Lawsuits Claim Amazon’s Alexa Voice Assistant Illegally Records Children Without Consent

Lawsuits Claim Amazon’s Alexa Voice Assistant Illegally Records Children Without Consent

A pair of federal lawsuits against Amazon seeking class action status allege that the e-commerce giant’s Alexa voice assistant technology “routinely records and voiceprints millions of children without their consent or the consent of their parents,” breaking laws in nine states, the Seattle Times reported on Wednesday.

Per the Recorder, the two suits—filed on behalf of an eight year old child in California and a 10 year old child in Massachusetts—were filed by by Travis Lenkner of Chicago’s Keller Lenkner and L.A.-based law firm Quinn Emanuel Urquhart & Sullivan. Those complaints, filed to the U.S. District Court for the Western District of Washington and Los Angeles Superior Court, seek damages under privacy laws in nine states: California, Florida, Illinois, Michigan, Maryland, Massachusetts, New Hampshire, Pennsylvania, and Washington.

“What all nine have in common is they are what’s known as two-party consent states,” Lenkner told the Recorder. “An audio recording of a conversation or of another person requires the consent of both sides to that interaction in these states and when such consent is not obtained these state laws contain penalties, including set amounts of statutory damages per violation.”

According to the Times, the complaint argues that Amazon saves “a permanent recording of the user’s voice” as well as records and transmits clips of anything said after Alexa’s “wake word” is uttered. It also claims that Alexa neither informs users that these permanent recordings will be created nor bothers to ask for their consent beforehand:

It says the Alexa system is capable of identifying individual speakers based on their voices and Amazon could choose to inform users who had not previously consented that they were being recorded and ask for consent. It could also deactivate permanent recording for users who had not consented.

“But Alexa does not do this,” the lawsuit claims. “At no point does Amazon warn unregistered users that it is creating persistent voice recordings of their Alexa interactions, let alone obtain their consent to do so.”

The complaint proposes that the potential class action include minors in the states “who have used Alexa in their home and have therefore been recorded by Amazon, without consent,” the Times wrote.

An Amazon spokeswoman referred the Recorder to information about Amazon FreeTime, while includes Alexa support and bills itself as a “dedicated service that helps parents manage the ways their kids interact with technology, including limiting screen time.”

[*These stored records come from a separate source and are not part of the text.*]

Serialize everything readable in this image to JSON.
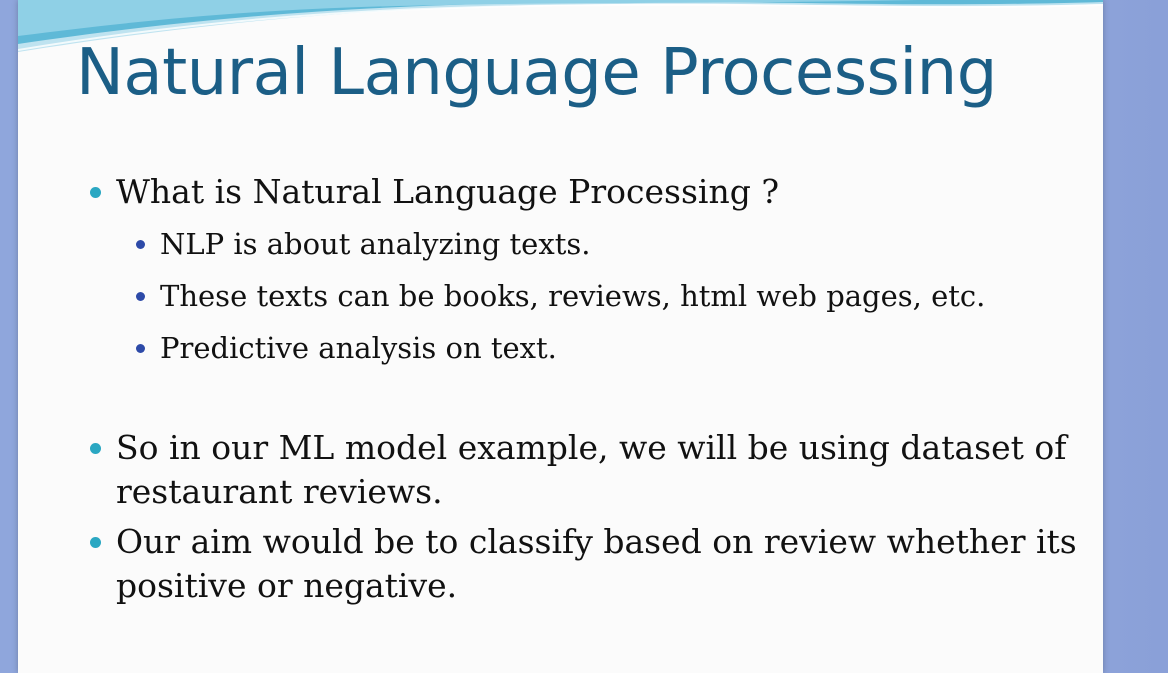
{
  "slide": {
    "title": "Natural Language Processing",
    "bullets": [
      {
        "text": "What is Natural Language Processing ?",
        "sub": [
          "NLP is about analyzing texts.",
          "These texts can be books, reviews, html web pages, etc.",
          "Predictive analysis on text."
        ]
      },
      {
        "text": "So in our ML model example, we will be using dataset of  restaurant reviews."
      },
      {
        "text": "Our aim would be to classify based on review whether its positive or negative."
      }
    ]
  },
  "colors": {
    "title": "#1b5e86",
    "bullet_level1": "#2aa7c2",
    "bullet_level2": "#2d4aa8",
    "background": "#9db2e3"
  }
}
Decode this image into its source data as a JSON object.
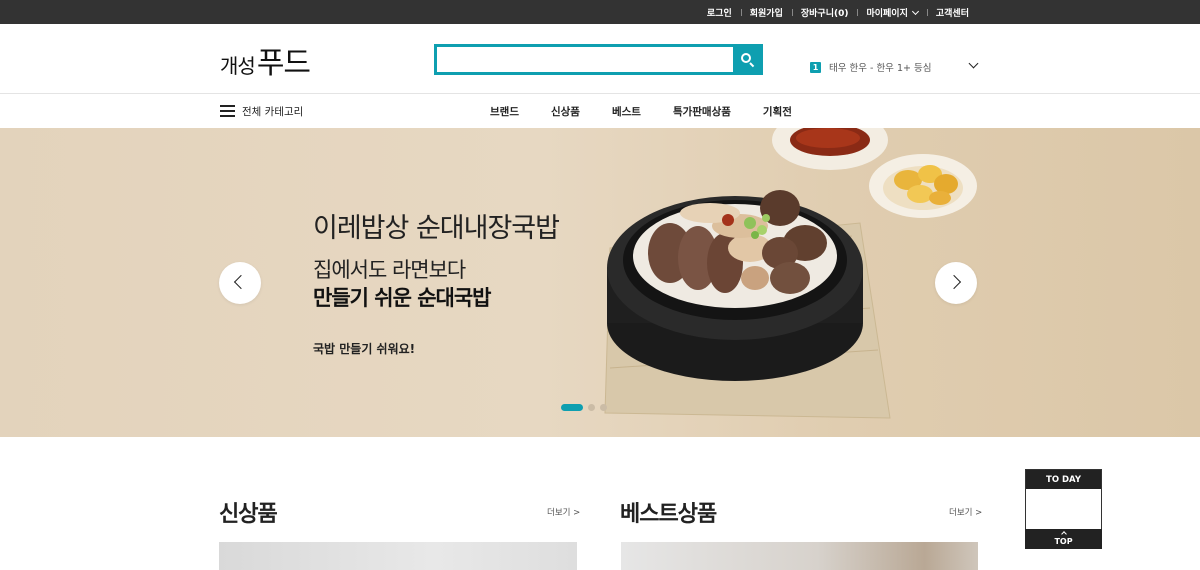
{
  "topbar": {
    "links": [
      "로그인",
      "회원가입",
      "장바구니(0)",
      "마이페이지",
      "고객센터"
    ]
  },
  "header": {
    "logo_small": "개성",
    "logo_big": "푸드",
    "search_placeholder": "",
    "rank_number": "1",
    "rank_keyword": "태우 한우 - 한우 1+ 등심"
  },
  "gnb": {
    "all_categories": "전체 카테고리",
    "menu": [
      "브랜드",
      "신상품",
      "베스트",
      "특가판매상품",
      "기획전"
    ]
  },
  "hero": {
    "title": "이레밥상 순대내장국밥",
    "line2": "집에서도 라면보다",
    "line3": "만들기 쉬운 순대국밥",
    "line4": "국밥 만들기 쉬워요!",
    "slide_count": 3,
    "active_slide": 1
  },
  "sections": {
    "new": {
      "title": "신상품",
      "more": "더보기 >"
    },
    "best": {
      "title": "베스트상품",
      "more": "더보기 >"
    }
  },
  "today": {
    "header": "TO DAY",
    "top": "TOP"
  },
  "colors": {
    "accent": "#0e9fb0",
    "topbar": "#333333",
    "hero_bg": "#e3d3bc"
  }
}
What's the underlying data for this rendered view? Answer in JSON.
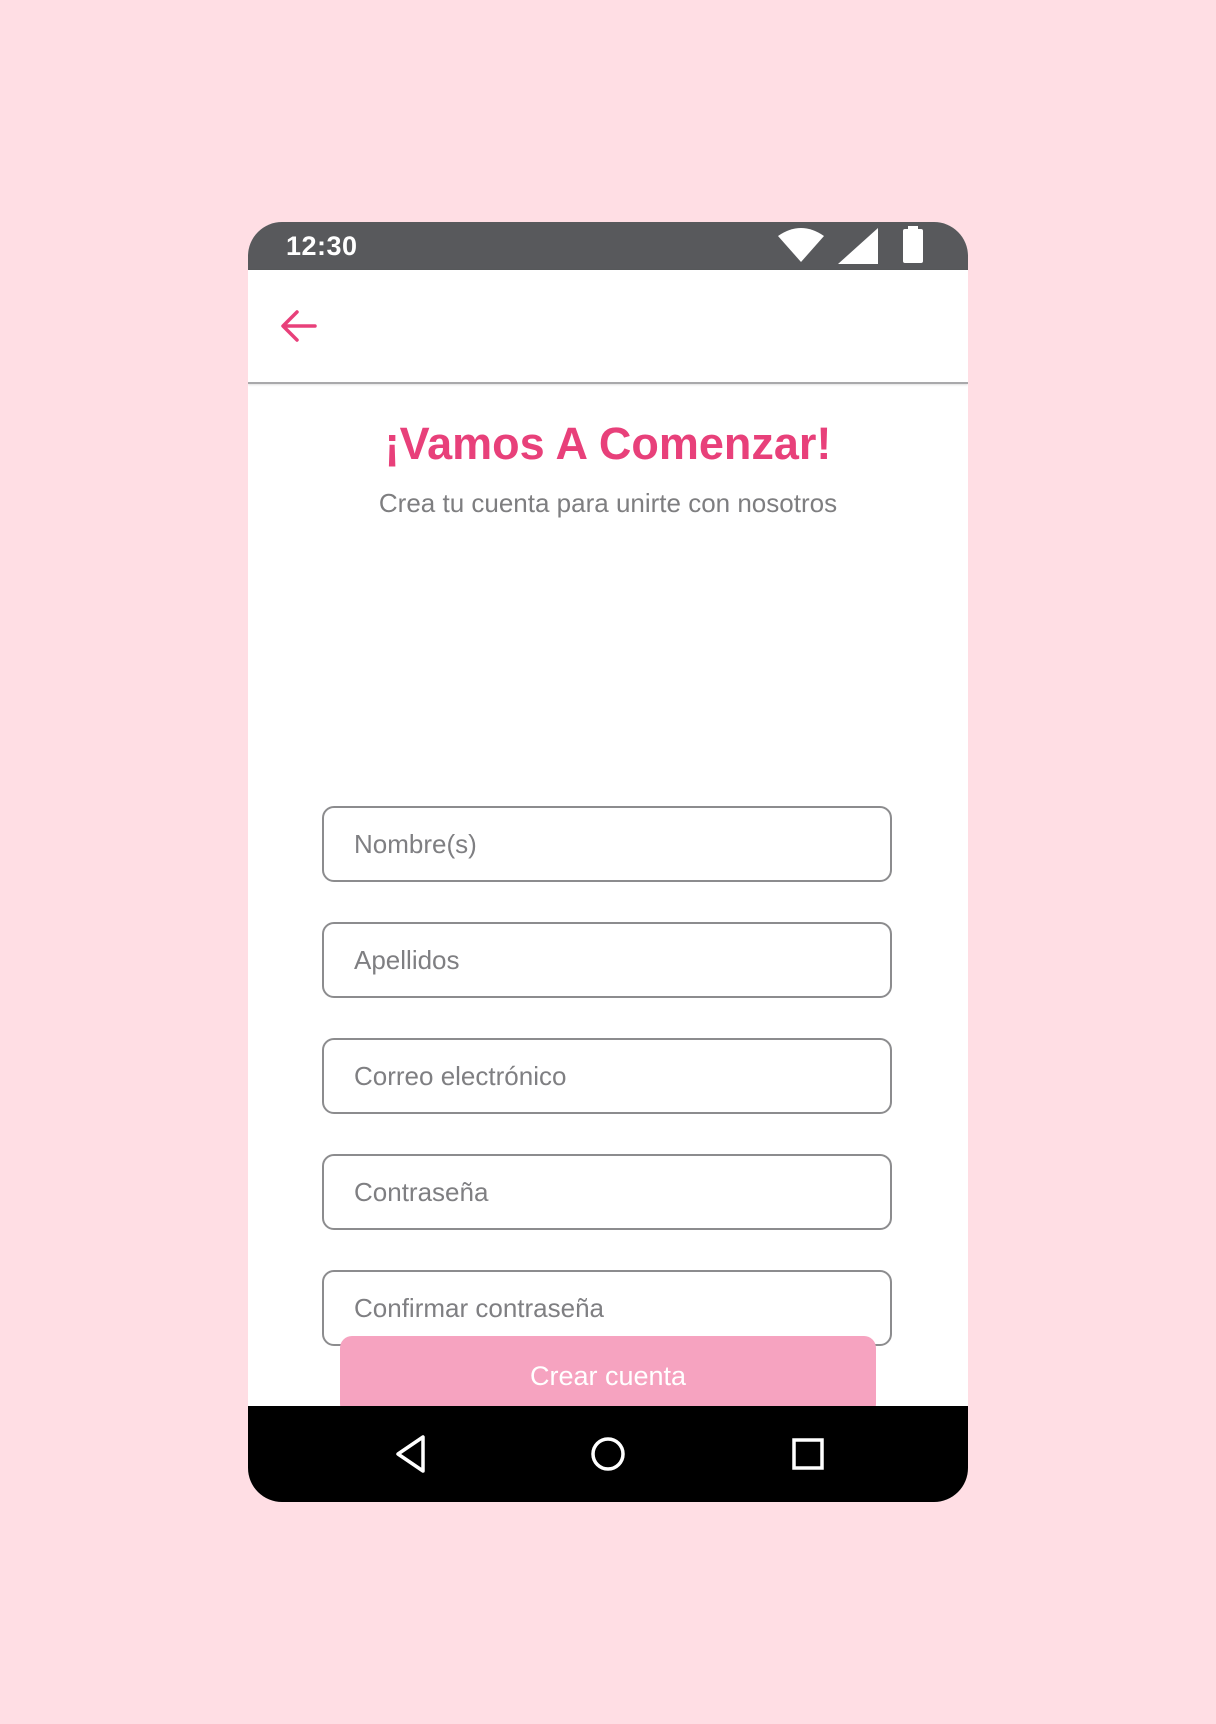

While FreeTime does allow parents to delete children’s profiles or recordings and requires listed apps to ask for consent to collect data, and Alexa “skills” aimed at children have similar consent requirements, the Times noted that children’s use of Alexa outside those scenarios is not discussed in the company’s FAQ.

A broader Amazon disclosure on children’s privacy lists examples of information the company may collect on children, the Times wrote, and elsewhere the Alexa terms of service assert sweeping rights:

A broader children’s privacy disclosure discusses Amazon’s collection of personal information from children under 13 — which may include “name, birthdate, contact information (including phone numbers and email addresses), voice, photos, videos, location, and certain activity and device information and identifiers” — noting “in some cases we may know a child is using our services (for example, when using a child profile).” In those cases, collecting that information requires parental consent.

Amazon’s Alexa terms of use detail its agreement between “you” and Amazon, noting at the outset that “if you do not accept the terms of this agreement, then you may not use Alexa.”

Attorney Andrew Schapiro told the Times he believed the “you” provision was overly broad, adding that he doubts “you could even design terms of service that bind ‘everyone in your household.’” According to the Times, the plaintiffs are asking for a judge to certify the class action, that Amazon delete all recordings of class members, and seeks damages that would be determined at trial.

[Seattle Times]